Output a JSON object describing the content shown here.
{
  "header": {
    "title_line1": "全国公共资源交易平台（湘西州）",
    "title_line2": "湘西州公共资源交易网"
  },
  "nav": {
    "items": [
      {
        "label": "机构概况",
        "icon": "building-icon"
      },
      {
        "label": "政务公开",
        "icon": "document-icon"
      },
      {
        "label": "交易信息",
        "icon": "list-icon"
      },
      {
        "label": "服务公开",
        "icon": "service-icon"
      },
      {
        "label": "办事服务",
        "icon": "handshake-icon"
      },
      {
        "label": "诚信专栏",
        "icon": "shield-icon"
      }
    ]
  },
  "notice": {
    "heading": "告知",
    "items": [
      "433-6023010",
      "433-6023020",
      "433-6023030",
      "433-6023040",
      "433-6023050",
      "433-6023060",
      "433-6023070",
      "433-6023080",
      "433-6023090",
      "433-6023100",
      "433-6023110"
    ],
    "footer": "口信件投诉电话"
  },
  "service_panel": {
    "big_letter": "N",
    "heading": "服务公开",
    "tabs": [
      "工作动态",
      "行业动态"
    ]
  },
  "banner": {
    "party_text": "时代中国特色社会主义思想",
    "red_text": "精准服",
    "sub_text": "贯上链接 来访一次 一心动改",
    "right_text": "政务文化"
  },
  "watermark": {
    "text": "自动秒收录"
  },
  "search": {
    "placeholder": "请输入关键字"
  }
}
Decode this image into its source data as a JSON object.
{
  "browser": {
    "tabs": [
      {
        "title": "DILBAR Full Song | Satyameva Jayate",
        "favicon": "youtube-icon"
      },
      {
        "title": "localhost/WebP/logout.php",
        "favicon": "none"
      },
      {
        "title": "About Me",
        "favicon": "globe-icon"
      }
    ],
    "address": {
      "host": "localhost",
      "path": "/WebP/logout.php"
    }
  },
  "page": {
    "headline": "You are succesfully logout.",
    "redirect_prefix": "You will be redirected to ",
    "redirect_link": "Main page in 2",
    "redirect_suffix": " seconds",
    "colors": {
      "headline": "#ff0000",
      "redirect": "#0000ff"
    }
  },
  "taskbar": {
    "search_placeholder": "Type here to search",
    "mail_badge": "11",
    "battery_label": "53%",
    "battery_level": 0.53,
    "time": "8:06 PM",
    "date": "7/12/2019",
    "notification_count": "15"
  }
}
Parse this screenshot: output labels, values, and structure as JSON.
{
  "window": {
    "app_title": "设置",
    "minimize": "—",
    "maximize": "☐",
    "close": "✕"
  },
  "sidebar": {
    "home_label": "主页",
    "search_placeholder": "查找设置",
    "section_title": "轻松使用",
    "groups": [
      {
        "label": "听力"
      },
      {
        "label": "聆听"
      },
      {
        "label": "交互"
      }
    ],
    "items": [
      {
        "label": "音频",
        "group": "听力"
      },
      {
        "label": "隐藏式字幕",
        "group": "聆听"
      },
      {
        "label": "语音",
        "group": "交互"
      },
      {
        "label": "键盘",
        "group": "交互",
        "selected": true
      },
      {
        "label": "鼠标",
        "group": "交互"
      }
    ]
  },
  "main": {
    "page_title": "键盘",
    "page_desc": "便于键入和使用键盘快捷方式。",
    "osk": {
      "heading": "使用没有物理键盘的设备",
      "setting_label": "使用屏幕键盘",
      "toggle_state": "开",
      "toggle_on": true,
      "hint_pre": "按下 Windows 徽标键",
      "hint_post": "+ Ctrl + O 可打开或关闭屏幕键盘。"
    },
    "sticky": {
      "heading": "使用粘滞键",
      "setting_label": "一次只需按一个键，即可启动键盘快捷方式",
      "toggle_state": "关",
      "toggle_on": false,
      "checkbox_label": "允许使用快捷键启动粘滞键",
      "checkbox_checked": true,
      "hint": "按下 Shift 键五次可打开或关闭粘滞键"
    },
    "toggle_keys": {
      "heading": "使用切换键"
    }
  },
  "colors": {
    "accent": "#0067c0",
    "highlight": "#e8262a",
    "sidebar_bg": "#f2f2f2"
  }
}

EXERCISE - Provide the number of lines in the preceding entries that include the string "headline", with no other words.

ANSWER TO THIS EXERCISE - 2